While they were taking the scan, they found that the dodo’s skull was covered with lead shot pellets. The bird, they realized, had been blasted from behind (thoguh notably, the pellets were not able to penetrate its thick skull). “When we were first asked to scan the Dodo, we were hoping to study its anatomy and shed some new light on how it existed,” University of Warwick professor Mark Williams says in a press release. “In our wildest dreams, we never expected to find what we did.”
The Museum of Natural History believed it knew the provenance of the Oxford dodo. Several live dodos were reportedly brought to Europe in the 1600s (many of them subsequently suffered from obesity, skewing our image of the dodo, but that’s another story). One of these dodos supposedly lived in London and is mentioned in a 1638 anecdote. After its death, the creature was taxidermied and then acquired by a London museum run by gardeners and naturalists John Tradescant the Elder and the Younger. The contents of their museum, including the remains of the once-living dodo, later went to Elias Ashmole, who founded Oxford’s Ashmolean Museum. But by 1775 when the remains were examined, they were found to be in bad shape, picked apart by feather mites. The head and the foot was salvaged and ultimately those pieces were transferred from the Ashmolean Museum to the Museum of Natural History. There Lewis Carroll, a frequent visitor, is said to have used the remains, in addition to the famed Jan Savery painting of the bird also on view at the museum, as inspiration while writing Alice's Adventures in Wonderland.
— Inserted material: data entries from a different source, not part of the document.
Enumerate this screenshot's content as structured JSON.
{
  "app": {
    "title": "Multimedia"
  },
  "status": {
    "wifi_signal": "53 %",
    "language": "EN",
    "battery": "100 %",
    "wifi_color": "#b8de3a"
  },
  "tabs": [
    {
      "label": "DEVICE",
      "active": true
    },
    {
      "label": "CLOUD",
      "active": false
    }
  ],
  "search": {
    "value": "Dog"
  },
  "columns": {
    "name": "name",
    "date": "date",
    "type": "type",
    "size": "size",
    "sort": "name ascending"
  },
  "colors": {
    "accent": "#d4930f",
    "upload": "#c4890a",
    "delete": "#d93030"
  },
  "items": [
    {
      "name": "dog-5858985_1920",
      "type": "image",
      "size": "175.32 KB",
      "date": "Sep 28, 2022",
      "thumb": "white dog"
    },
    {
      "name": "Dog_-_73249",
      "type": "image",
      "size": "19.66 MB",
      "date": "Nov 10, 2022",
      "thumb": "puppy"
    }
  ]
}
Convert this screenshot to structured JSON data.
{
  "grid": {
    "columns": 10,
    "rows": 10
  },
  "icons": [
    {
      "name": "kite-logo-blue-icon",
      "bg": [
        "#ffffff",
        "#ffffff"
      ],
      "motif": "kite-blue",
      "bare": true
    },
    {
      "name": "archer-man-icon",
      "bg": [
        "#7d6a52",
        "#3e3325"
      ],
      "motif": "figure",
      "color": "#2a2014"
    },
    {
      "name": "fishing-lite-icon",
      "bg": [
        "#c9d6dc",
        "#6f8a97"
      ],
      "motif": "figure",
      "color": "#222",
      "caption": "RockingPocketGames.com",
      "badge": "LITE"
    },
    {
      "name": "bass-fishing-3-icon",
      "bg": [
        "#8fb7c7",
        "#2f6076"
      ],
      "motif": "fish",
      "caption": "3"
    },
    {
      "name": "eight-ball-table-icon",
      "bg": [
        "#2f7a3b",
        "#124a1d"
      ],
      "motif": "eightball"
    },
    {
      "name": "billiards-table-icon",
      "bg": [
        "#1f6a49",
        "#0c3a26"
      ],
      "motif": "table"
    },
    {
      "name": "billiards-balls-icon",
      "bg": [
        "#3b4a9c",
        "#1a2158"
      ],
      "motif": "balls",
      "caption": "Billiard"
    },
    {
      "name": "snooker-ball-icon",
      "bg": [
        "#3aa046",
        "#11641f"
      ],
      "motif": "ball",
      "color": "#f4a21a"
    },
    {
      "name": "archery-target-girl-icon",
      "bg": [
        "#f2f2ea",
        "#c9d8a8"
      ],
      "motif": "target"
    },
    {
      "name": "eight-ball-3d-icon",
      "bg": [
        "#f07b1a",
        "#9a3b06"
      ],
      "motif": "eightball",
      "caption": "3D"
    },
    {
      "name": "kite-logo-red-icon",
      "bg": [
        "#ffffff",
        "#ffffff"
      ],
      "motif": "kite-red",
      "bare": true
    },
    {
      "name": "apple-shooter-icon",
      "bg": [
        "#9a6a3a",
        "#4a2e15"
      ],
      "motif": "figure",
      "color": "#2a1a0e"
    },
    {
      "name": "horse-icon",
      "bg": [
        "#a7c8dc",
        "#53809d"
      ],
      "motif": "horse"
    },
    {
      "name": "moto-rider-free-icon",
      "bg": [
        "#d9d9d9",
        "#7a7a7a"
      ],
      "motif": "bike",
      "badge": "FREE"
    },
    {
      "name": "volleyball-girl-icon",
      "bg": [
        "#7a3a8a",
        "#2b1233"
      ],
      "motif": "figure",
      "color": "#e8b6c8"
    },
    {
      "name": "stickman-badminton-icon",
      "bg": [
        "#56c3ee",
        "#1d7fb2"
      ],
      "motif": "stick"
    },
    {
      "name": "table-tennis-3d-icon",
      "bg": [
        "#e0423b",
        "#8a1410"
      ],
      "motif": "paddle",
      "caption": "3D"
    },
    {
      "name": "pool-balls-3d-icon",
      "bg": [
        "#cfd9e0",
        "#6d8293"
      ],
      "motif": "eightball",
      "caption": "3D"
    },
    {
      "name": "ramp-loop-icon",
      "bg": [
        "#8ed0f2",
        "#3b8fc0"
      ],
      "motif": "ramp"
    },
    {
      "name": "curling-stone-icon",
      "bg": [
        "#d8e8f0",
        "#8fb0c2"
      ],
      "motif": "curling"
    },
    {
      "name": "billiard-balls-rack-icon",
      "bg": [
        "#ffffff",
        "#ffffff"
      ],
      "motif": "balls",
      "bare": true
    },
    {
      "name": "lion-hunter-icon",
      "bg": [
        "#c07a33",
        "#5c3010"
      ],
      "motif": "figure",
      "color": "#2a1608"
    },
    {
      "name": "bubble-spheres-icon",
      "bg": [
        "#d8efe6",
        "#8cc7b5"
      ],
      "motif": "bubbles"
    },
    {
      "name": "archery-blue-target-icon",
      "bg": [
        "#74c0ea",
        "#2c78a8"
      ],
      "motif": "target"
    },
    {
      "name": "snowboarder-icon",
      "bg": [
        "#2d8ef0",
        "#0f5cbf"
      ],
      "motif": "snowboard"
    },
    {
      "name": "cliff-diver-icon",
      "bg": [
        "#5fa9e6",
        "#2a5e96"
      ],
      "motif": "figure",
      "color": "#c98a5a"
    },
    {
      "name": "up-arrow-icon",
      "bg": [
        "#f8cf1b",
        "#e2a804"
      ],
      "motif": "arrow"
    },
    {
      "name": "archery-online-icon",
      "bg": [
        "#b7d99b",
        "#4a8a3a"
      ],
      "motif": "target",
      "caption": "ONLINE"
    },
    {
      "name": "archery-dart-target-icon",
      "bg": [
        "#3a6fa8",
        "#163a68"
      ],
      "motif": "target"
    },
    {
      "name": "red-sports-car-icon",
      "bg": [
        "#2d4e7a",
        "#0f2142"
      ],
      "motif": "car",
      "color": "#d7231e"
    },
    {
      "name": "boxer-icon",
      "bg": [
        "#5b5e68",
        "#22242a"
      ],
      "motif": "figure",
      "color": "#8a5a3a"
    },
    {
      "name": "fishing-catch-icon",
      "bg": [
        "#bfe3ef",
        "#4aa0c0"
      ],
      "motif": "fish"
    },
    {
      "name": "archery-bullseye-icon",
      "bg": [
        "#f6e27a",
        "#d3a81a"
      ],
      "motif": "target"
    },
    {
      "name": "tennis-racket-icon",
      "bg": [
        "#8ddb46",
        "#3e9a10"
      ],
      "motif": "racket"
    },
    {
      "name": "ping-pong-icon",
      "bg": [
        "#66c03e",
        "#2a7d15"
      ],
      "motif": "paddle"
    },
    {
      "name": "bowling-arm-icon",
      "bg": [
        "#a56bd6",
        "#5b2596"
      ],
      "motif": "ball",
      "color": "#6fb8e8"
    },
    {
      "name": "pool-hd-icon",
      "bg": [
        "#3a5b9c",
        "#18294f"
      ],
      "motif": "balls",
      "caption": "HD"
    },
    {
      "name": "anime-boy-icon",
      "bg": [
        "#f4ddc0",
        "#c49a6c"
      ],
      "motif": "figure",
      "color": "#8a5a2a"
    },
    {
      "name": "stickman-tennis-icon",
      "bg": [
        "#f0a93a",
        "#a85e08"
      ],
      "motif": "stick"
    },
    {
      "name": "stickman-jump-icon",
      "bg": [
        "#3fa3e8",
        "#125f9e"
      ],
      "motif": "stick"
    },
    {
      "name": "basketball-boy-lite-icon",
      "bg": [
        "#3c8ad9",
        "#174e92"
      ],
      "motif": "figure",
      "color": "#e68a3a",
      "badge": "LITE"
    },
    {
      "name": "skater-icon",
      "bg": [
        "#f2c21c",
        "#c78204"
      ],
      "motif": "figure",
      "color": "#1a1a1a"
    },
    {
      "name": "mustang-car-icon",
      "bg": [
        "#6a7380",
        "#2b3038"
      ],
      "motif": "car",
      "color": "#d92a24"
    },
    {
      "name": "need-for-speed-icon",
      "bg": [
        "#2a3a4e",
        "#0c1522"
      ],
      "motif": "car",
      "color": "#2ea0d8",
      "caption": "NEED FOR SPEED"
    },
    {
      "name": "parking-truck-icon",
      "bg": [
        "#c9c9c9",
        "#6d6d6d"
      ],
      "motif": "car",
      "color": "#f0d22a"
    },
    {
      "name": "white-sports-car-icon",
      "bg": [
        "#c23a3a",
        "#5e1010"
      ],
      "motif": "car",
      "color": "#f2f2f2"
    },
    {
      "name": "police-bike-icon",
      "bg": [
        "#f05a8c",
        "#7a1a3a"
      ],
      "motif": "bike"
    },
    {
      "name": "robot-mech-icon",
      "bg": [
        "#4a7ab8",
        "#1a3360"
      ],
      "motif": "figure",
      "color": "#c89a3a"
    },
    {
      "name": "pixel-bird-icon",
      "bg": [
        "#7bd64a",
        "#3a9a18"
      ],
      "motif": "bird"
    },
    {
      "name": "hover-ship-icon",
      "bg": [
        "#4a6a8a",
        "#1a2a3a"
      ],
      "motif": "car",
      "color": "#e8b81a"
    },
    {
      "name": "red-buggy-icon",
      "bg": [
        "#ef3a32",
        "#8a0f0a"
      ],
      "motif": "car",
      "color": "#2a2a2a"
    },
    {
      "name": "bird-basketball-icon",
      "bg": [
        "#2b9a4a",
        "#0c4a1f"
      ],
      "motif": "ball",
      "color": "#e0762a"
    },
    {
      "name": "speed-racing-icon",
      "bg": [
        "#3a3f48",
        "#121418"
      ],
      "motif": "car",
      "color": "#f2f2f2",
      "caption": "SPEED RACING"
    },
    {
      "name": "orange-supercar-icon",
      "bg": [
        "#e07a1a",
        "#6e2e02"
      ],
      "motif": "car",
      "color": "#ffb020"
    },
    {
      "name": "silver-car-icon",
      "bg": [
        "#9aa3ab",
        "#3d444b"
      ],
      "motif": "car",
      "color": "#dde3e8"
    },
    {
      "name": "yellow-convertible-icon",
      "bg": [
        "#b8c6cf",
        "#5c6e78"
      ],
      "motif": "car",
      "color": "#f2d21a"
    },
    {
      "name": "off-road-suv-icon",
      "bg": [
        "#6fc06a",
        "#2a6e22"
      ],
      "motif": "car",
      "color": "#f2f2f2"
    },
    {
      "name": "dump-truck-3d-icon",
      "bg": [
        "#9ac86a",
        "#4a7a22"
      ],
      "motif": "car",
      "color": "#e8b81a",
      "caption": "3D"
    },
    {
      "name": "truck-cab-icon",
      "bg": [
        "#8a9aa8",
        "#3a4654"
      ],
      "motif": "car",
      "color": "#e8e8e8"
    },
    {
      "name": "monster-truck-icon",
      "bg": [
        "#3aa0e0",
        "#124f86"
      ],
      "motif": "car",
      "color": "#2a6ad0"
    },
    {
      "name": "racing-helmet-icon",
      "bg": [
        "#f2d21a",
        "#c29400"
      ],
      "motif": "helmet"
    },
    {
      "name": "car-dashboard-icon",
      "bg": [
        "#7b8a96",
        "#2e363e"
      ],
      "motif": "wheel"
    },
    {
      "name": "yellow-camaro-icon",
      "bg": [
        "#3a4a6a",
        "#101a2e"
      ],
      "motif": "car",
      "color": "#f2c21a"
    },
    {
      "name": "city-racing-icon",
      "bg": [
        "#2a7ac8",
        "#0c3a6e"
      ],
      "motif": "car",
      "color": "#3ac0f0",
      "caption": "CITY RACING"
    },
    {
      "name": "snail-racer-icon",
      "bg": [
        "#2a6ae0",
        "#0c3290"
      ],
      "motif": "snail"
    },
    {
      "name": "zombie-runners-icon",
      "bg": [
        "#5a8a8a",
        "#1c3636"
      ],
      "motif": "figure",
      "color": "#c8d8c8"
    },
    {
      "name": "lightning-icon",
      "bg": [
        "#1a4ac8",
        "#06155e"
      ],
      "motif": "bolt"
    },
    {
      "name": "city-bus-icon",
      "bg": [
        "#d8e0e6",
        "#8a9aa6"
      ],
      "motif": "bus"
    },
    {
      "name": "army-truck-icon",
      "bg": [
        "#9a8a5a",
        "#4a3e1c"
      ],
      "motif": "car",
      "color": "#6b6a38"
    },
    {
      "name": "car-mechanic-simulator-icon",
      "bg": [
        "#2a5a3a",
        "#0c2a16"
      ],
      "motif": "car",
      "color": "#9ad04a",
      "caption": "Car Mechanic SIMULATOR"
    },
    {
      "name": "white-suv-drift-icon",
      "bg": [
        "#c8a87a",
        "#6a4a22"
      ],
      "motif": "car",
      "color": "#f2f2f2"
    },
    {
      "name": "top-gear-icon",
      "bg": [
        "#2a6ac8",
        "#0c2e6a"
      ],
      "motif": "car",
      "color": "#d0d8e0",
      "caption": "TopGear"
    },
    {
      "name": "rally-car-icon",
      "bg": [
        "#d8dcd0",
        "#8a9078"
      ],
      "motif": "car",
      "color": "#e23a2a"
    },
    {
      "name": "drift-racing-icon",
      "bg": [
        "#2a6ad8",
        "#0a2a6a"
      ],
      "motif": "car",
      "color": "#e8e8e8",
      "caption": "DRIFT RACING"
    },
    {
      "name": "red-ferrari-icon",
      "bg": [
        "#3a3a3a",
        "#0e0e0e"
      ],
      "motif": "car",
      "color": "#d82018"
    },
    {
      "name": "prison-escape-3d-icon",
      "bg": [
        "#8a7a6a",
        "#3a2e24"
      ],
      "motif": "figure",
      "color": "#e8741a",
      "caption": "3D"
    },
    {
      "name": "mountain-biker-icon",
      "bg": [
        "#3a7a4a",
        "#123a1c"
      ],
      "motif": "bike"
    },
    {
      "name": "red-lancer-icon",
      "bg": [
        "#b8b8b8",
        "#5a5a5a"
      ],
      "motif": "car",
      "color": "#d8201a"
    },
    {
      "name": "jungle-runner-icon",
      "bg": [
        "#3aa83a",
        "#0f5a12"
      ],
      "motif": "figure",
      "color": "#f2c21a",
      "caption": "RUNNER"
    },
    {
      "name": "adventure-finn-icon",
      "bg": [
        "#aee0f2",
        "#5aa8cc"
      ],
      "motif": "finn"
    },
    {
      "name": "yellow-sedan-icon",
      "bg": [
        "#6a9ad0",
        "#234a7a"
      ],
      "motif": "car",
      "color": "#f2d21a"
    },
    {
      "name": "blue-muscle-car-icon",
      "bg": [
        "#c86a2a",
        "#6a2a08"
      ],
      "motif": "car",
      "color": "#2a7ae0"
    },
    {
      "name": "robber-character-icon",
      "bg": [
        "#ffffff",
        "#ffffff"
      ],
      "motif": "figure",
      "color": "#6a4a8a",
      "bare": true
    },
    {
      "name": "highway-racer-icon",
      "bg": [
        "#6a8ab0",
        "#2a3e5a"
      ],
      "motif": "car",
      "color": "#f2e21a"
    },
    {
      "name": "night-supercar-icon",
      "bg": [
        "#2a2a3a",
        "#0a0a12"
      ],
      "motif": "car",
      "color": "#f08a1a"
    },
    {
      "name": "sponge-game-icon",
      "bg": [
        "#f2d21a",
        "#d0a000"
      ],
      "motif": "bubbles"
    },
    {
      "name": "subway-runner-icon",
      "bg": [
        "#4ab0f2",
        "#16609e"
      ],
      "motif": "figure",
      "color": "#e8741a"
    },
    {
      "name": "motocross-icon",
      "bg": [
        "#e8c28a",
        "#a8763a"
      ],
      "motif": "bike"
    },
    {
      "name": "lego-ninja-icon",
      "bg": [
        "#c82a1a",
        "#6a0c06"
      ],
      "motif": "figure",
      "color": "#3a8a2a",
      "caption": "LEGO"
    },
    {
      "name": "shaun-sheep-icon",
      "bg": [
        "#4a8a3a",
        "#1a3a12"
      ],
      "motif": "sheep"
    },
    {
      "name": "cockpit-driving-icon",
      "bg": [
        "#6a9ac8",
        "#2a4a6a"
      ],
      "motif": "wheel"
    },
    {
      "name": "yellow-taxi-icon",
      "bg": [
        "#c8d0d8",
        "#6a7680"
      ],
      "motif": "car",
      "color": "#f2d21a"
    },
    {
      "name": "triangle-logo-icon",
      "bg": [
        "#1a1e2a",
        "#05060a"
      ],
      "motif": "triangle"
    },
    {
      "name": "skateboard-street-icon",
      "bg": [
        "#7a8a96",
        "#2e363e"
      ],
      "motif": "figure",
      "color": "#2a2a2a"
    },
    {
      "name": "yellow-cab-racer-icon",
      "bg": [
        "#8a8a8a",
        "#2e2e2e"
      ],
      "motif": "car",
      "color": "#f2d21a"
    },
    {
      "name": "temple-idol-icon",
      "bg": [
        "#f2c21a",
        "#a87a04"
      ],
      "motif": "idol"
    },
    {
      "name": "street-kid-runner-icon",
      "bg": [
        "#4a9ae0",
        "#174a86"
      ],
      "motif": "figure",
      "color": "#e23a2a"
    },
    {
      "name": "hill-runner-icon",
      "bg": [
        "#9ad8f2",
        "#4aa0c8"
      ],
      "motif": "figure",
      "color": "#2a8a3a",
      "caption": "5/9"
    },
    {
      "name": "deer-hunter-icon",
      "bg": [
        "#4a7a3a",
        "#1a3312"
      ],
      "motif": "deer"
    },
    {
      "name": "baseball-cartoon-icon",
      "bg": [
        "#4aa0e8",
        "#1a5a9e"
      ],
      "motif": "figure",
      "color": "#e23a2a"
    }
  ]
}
The shot to the head raises the question whether the Oxford dodo comes from the purported living dodo, or if it was one hunted in the wild. “There is now a mystery regarding how the specimen came to be in Tradescant's collection,” Paul Smith, the director of the Oxford University Museum of Natural History, tells Geggel.
It also begs the question: who killed the bird? In an interview with Nicola Davis at The Guardian Smith says there's no simple answer. “If it was the bird that was in London in 1638, why would anyone just shoot a dodo in London," he says. "And if it was [shot] in Mauritius, which is I suppose marginally more likely, there is a really serious question about how it was preserved and transported back, because they didn’t have many of the techniques that we use in the modern-day to preserve soft tissues – and we know it came back with its feathers and its skin intact.”
That being said, Williams tells Kas Roussy at CBC News that there are some clues that may aid researchers in tracking down the killer. “Having small lead pellets to shoot game fowl only started at almost the same time as the bird became extinct,” Williams said. “We could be looking at the first examples of lead shots ever used to hunt game birds.”
The next step in the forensic process is to do a chemical analysis of the lead shot, Smith tells Roussy, which may unearth some answers. “Using those analyses, we may be able to trace which particular ore field the lead came from, and therefore what country it was mined in, and potentially what country the shot was made in so that we could then determine who killed the dodo,” he says.
It’s very possible that the Oxford dodo was, in fact, dead as a dodo long before it ever made it to England. Henry Nicholls at The Guardian reports that there is little evidence that a living dodo ever made an appearance in London aside that single 1638 eye-witness account. Several academic articles also make the case that there is no tangible proof that a living dodo ever set a stubby wing in the city.